═══ Information given ═══
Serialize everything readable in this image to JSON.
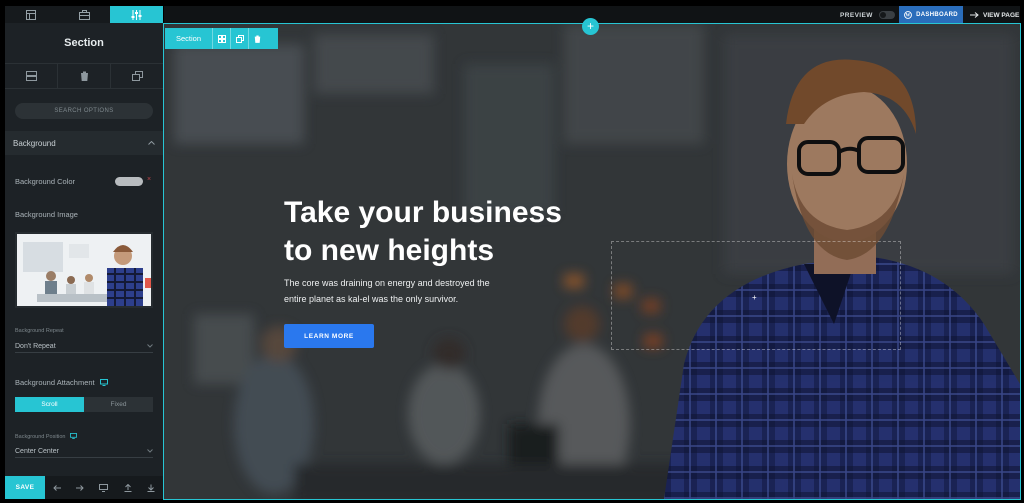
{
  "topbar": {
    "preview_label": "PREVIEW",
    "dashboard_label": "DASHBOARD",
    "view_page_label": "VIEW PAGE"
  },
  "sidebar": {
    "title": "Section",
    "search_placeholder": "SEARCH OPTIONS",
    "background_section": "Background",
    "background_color_label": "Background Color",
    "background_image_label": "Background Image",
    "background_repeat_label": "Background Repeat",
    "background_repeat_value": "Don't Repeat",
    "background_attachment_label": "Background Attachment",
    "attachment_options": [
      "Scroll",
      "Fixed"
    ],
    "attachment_selected": "Scroll",
    "background_position_label": "Background Position",
    "background_position_value": "Center Center",
    "save_label": "SAVE"
  },
  "canvas": {
    "section_toolbar_label": "Section",
    "headline_line1": "Take your business",
    "headline_line2": "to new heights",
    "body_line1": "The core was draining on energy and destroyed the",
    "body_line2": "entire planet as kal-el was the only survivor.",
    "cta_label": "LEARN MORE"
  },
  "colors": {
    "accent": "#27c5d3",
    "dashboard": "#2a6dbb",
    "cta": "#2a78ee",
    "sidebar_bg": "#1d2226"
  },
  "icons": [
    "layout-icon",
    "briefcase-icon",
    "sliders-icon",
    "rows-icon",
    "trash-icon",
    "duplicate-icon",
    "chevron-up-icon",
    "monitor-icon",
    "arrow-left-icon",
    "arrow-right-icon",
    "upload-icon",
    "download-icon",
    "wordpress-icon",
    "arrow-right-icon",
    "plus-icon"
  ]
}
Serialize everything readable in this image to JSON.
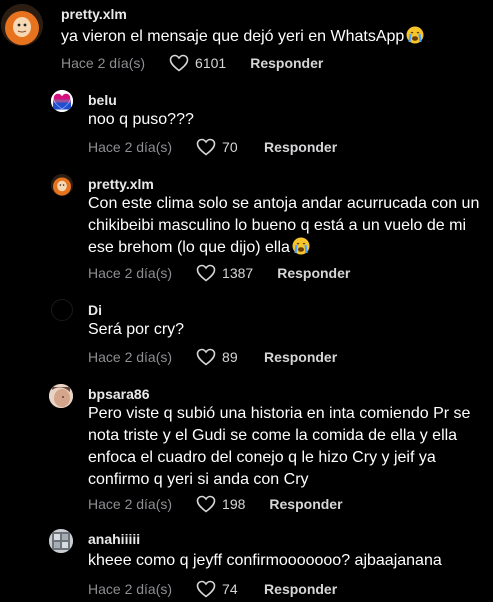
{
  "comments": [
    {
      "username": "pretty.xlm",
      "text": "ya vieron el mensaje que dejó yeri en WhatsApp",
      "emoji": "loudly-crying-face",
      "date": "Hace 2 día(s)",
      "likes": "6101",
      "reply": "Responder"
    },
    {
      "username": "belu",
      "text": "noo q puso???",
      "date": "Hace 2 día(s)",
      "likes": "70",
      "reply": "Responder"
    },
    {
      "username": "pretty.xlm",
      "text": "Con este clima solo se antoja andar acurrucada con un chikibeibi masculino lo bueno q está a un vuelo de mi ese brehom (lo que dijo) ella",
      "emoji": "loudly-crying-face",
      "date": "Hace 2 día(s)",
      "likes": "1387",
      "reply": "Responder"
    },
    {
      "username": "Di",
      "text": "Será por cry?",
      "date": "Hace 2 día(s)",
      "likes": "89",
      "reply": "Responder"
    },
    {
      "username": "bpsara86",
      "text": "Pero viste q subió una historia en inta comiendo Pr se nota triste y el Gudi se come la comida de ella y ella enfoca el cuadro del conejo q le hizo Cry y jeif ya confirmo q yeri si anda con Cry",
      "date": "Hace 2 día(s)",
      "likes": "198",
      "reply": "Responder"
    },
    {
      "username": "anahiiiii",
      "text": "kheee como q jeyff confirmooooooo? ajbaajanana",
      "date": "Hace 2 día(s)",
      "likes": "74",
      "reply": "Responder"
    }
  ],
  "colors": {
    "background": "#000000",
    "text": "#ffffff",
    "muted": "#8e8e93"
  }
}
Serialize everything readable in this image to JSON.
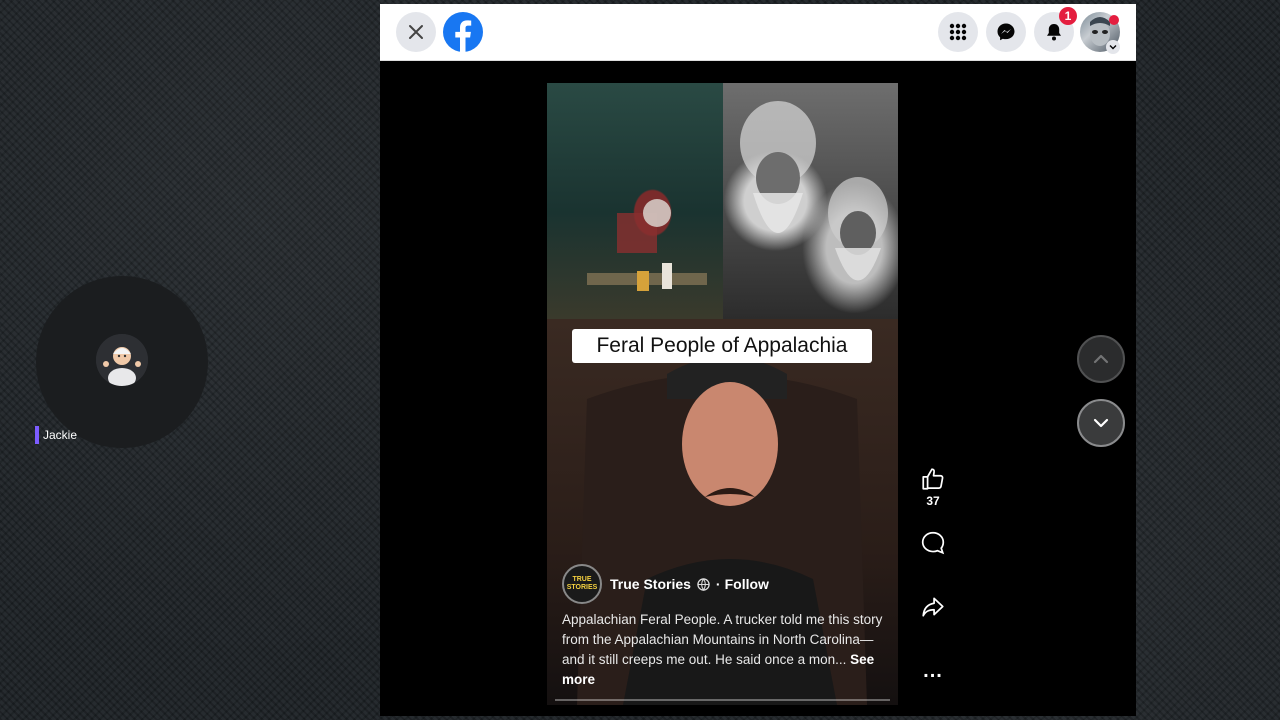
{
  "participant": {
    "name": "Jackie"
  },
  "topbar": {
    "notification_count": "1"
  },
  "video": {
    "title_overlay": "Feral People of Appalachia",
    "author": "True Stories",
    "author_badge": "TRUE\nSTORIES",
    "follow_label": "Follow",
    "separator": "·",
    "description": "Appalachian Feral People. A trucker told me this story from the Appalachian Mountains in North Carolina—and it still creeps me out. He said once a mon...",
    "see_more_label": "See more"
  },
  "actions": {
    "like_count": "37",
    "more_label": "..."
  },
  "colors": {
    "facebook_blue": "#1877f2",
    "badge_red": "#e41e3f",
    "name_tag_accent": "#7c5cff"
  },
  "icons": [
    "close-icon",
    "facebook-logo-icon",
    "menu-grid-icon",
    "messenger-icon",
    "bell-icon",
    "chevron-down-icon",
    "like-icon",
    "comment-icon",
    "share-icon",
    "more-icon",
    "chevron-up-icon",
    "globe-icon"
  ]
}
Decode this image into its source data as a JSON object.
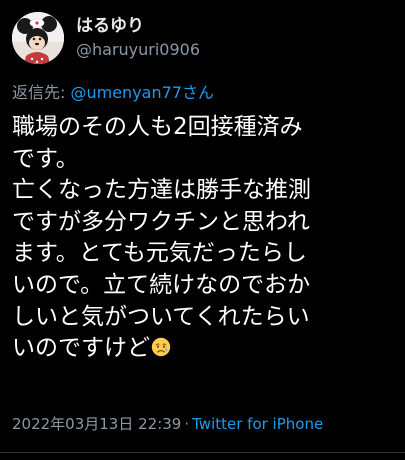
{
  "user": {
    "display_name": "はるゆり",
    "handle": "@haruyuri0906"
  },
  "reply": {
    "prefix": "返信先: ",
    "target": "@umenyan77さん"
  },
  "tweet": {
    "lines": [
      "職場のその人も2回接種済み",
      "です。",
      "亡くなった方達は勝手な推測",
      "ですが多分ワクチンと思われ",
      "ます。とても元気だったらし",
      "いので。立て続けなのでおか",
      "しいと気がついてくれたらい",
      "いのですけど"
    ],
    "emoji": "sad-but-relieved-face-icon"
  },
  "meta": {
    "timestamp": "2022年03月13日 22:39",
    "separator": "·",
    "source": "Twitter for iPhone"
  },
  "colors": {
    "background": "#000000",
    "text": "#ffffff",
    "secondary": "#8b98a5",
    "link": "#1d9bf0"
  }
}
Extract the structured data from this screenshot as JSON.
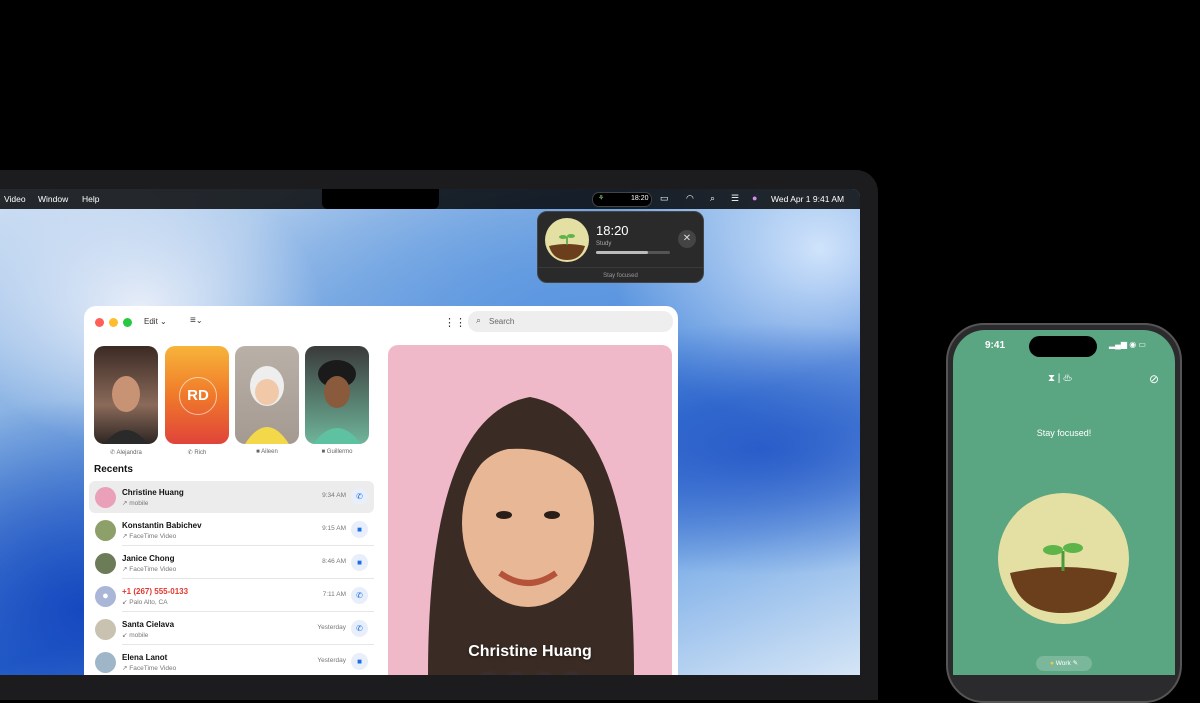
{
  "menubar": {
    "menus": [
      "Video",
      "Window",
      "Help"
    ],
    "focus_pill_time": "18:20",
    "datetime": "Wed Apr 1  9:41 AM",
    "icons": [
      "plant-icon",
      "battery-icon",
      "wifi-icon",
      "search-icon",
      "control-center-icon",
      "siri-icon"
    ]
  },
  "focus_widget": {
    "time": "18:20",
    "label": "Study",
    "progress": 0.7,
    "footer": "Stay focused"
  },
  "facetime": {
    "toolbar": {
      "edit_label": "Edit",
      "filter_icon": "filter-icon",
      "grid_icon": "grid-icon",
      "search_placeholder": "Search"
    },
    "favorites": [
      {
        "name": "Alejandra",
        "type": "phone-icon"
      },
      {
        "name": "Rich",
        "initials": "RD",
        "type": "phone-icon"
      },
      {
        "name": "Aileen",
        "type": "video-icon"
      },
      {
        "name": "Guillermo",
        "type": "video-icon"
      }
    ],
    "recents_title": "Recents",
    "recents": [
      {
        "name": "Christine Huang",
        "sub": "mobile",
        "time": "9:34 AM",
        "action": "phone-icon"
      },
      {
        "name": "Konstantin Babichev",
        "sub": "FaceTime Video",
        "time": "9:15 AM",
        "action": "video-icon"
      },
      {
        "name": "Janice Chong",
        "sub": "FaceTime Video",
        "time": "8:46 AM",
        "action": "video-icon"
      },
      {
        "name": "+1 (267) 555-0133",
        "sub": "Palo Alto, CA",
        "time": "7:11 AM",
        "action": "phone-icon"
      },
      {
        "name": "Santa Cielava",
        "sub": "mobile",
        "time": "Yesterday",
        "action": "phone-icon"
      },
      {
        "name": "Elena Lanot",
        "sub": "FaceTime Video",
        "time": "Yesterday",
        "action": "video-icon"
      }
    ],
    "video": {
      "name": "Christine Huang",
      "buttons": [
        "message-icon",
        "phone-icon",
        "video-icon",
        "mail-icon"
      ]
    }
  },
  "iphone": {
    "time": "9:41",
    "status": "▂▄▆ ◉ ▭",
    "message": "Stay focused!",
    "tag": "Work",
    "tabs": "⧗ | ♨"
  },
  "colors": {
    "accent": "#1a6fe8",
    "phone_bg": "#5aa582",
    "plant_bg": "#e4e0a4",
    "red": "#e0382e"
  }
}
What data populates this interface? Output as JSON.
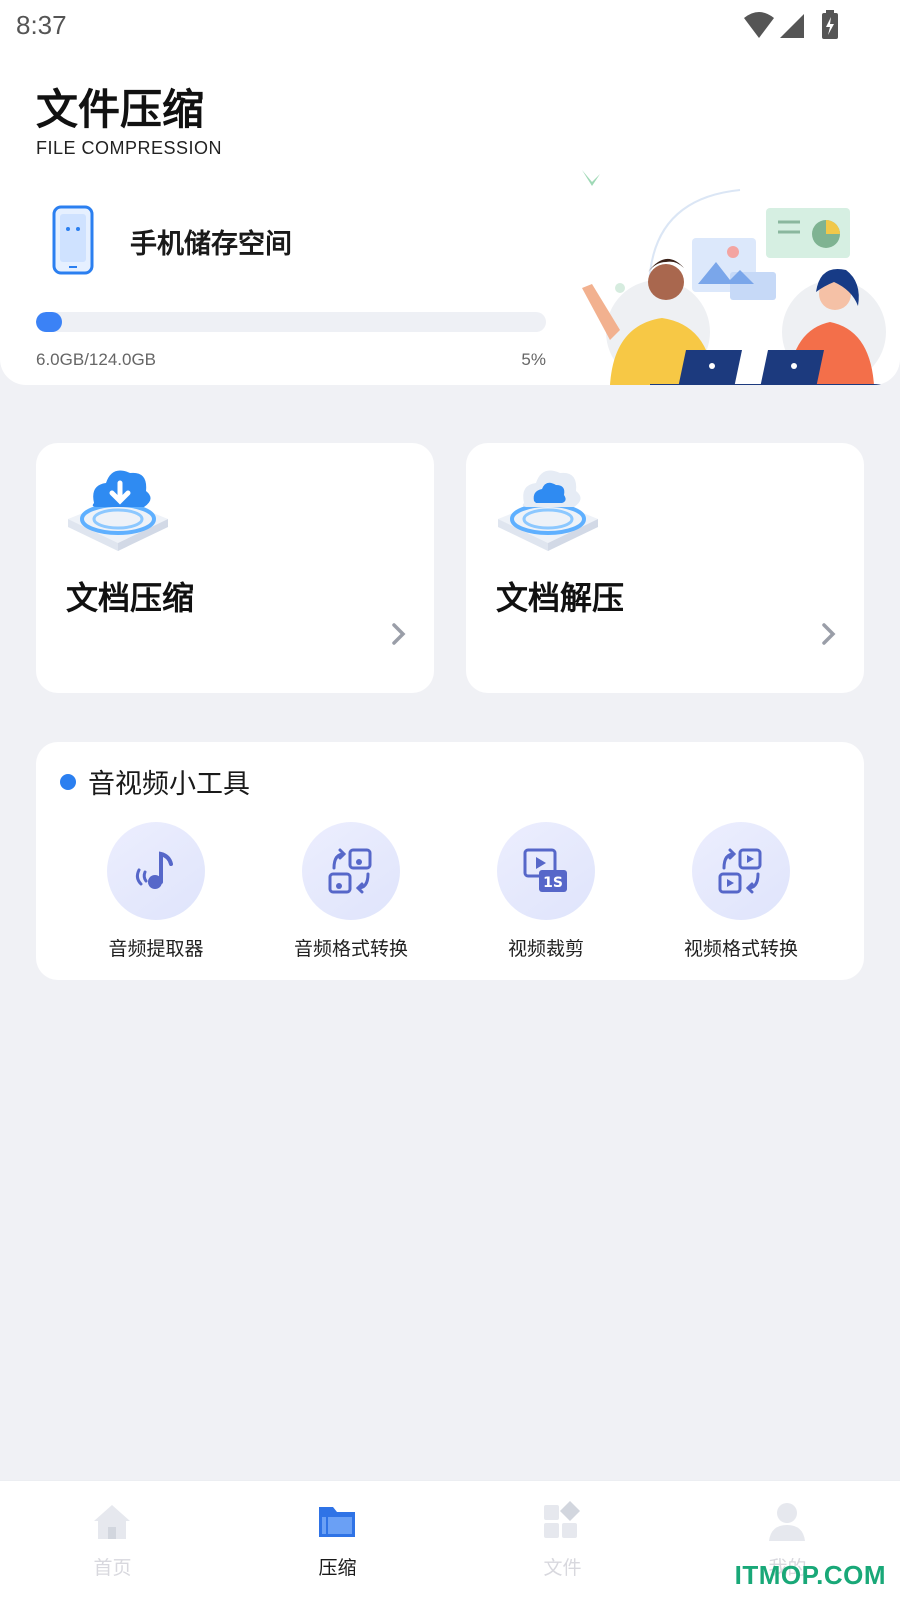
{
  "status_bar": {
    "time": "8:37",
    "icons": [
      "wifi-icon",
      "signal-icon",
      "battery-charging-icon"
    ]
  },
  "header": {
    "title": "文件压缩",
    "subtitle": "FILE COMPRESSION",
    "storage": {
      "label": "手机储存空间",
      "used_text": "6.0GB/124.0GB",
      "percent_text": "5%",
      "percent_value": 5
    }
  },
  "cards": [
    {
      "title": "文档压缩",
      "icon": "cloud-download-icon"
    },
    {
      "title": "文档解压",
      "icon": "cloud-icon"
    }
  ],
  "tools": {
    "title": "音视频小工具",
    "items": [
      {
        "label": "音频提取器",
        "icon": "music-note-icon"
      },
      {
        "label": "音频格式转换",
        "icon": "audio-convert-icon"
      },
      {
        "label": "视频裁剪",
        "icon": "video-trim-icon"
      },
      {
        "label": "视频格式转换",
        "icon": "video-convert-icon"
      }
    ]
  },
  "bottom_nav": {
    "items": [
      {
        "label": "首页",
        "icon": "home-icon",
        "active": false
      },
      {
        "label": "压缩",
        "icon": "folder-icon",
        "active": true
      },
      {
        "label": "文件",
        "icon": "apps-icon",
        "active": false
      },
      {
        "label": "我的",
        "icon": "user-icon",
        "active": false
      }
    ]
  },
  "colors": {
    "accent": "#3b82f6",
    "background": "#f0f1f5",
    "card": "#ffffff",
    "watermark": "#19a878"
  },
  "watermark": "ITMOP.COM"
}
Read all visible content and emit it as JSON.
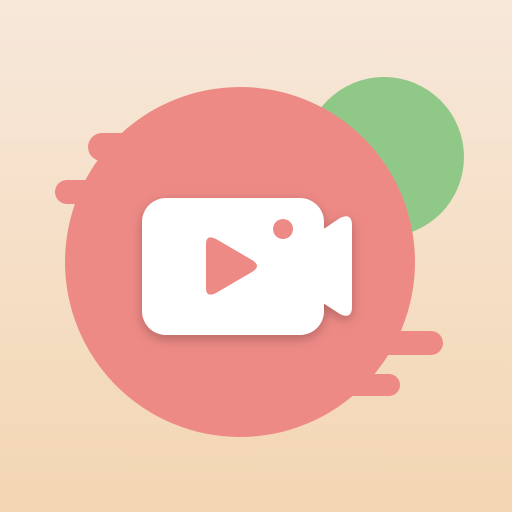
{
  "icon": {
    "name": "video-camera-play-icon",
    "colors": {
      "background_top": "#F7E8DA",
      "background_bottom": "#F3D6B3",
      "main_circle": "#EE8A86",
      "accent_circle": "#90C888",
      "camera_body": "#FFFFFF",
      "play_triangle": "#EE8A86",
      "camera_dot": "#EE8A86",
      "shadow": "#C86A66"
    }
  }
}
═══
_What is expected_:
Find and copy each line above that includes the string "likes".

_Output_:
      "likes": "6101",
      "likes": "70",
      "likes": "1387",
      "likes": "89",
      "likes": "198",
      "likes": "74",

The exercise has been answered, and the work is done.